While there’s been a lot of news lately covering areas where we don’t perform well – which we acknowledge is unacceptable and will change – there are other elements of our work across the whole health and social care partnership where we do well, or are showing progress.
We know we still have significant challenges in providing ‘the right care, in the right place at the right time’ with far too many people waiting too long to have their needs assessed and start receiving the care and support they need. People are also waiting too long in hospital when they are fit to go home.
These are both areas we have prioritised for improvement. In recent months we have secured more care home places which is leading to reductions in people being delayed in hospital. This is a sign of our plans beginning to make a difference in Edinburgh and we anticipate further improvements in time.
It’s also important to acknowledge there are some areas where we perform well. Our performance in reducing emergency admissions to hospital and treating people in the community remains strong.
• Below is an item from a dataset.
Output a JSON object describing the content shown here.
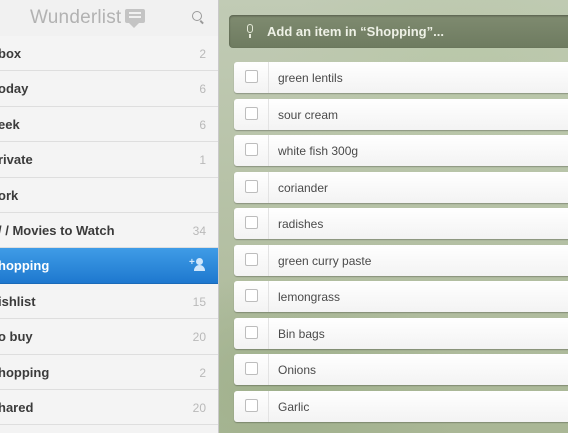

We are one of the top performing partnerships in Scotland in relation to reducing emergency admissions to hospital for people over the age of 75. This is a good measure of the work of our primary care and community teams in supporting people in their own homes or a homely setting.
I am also pleased to see that when people do receive services, they are generally happy and think of them as being of a high standard. It is encouraging to see that the percentage of people who rated the care they received as excellent or good when responding to the Health and Care Experience Survey had increased slightly from the previous survey undertaken two years ago.
The performance report also sets out the developments underway to strengthen the way we work in communities and highlights innovative actions to reduce health inequalities and improve access to services.
Our Community Link Workers approach is having a positive impact in GP practices and for the people that access the service. We’re also reinvigorating our approach to self-directed support with our teams implementing different forms of assessment that look at what helps keep people active and independent. Improving support for carers and helping carers access advice and support at the right time remains a priority. You can find out more about each of these initiatives as you read through the report.
Although we face some significant challenges in health and social care, we remain ambitious as a partnership and committed to improving and developing services.
Councillor Ricky Henderson is chair of the Edinburgh Integration Joint Board. Edinburgh’s Health and Social Care Annual Performance Report 2017-18 can be accessed at the Edinburgh Health and Social Care Partnership website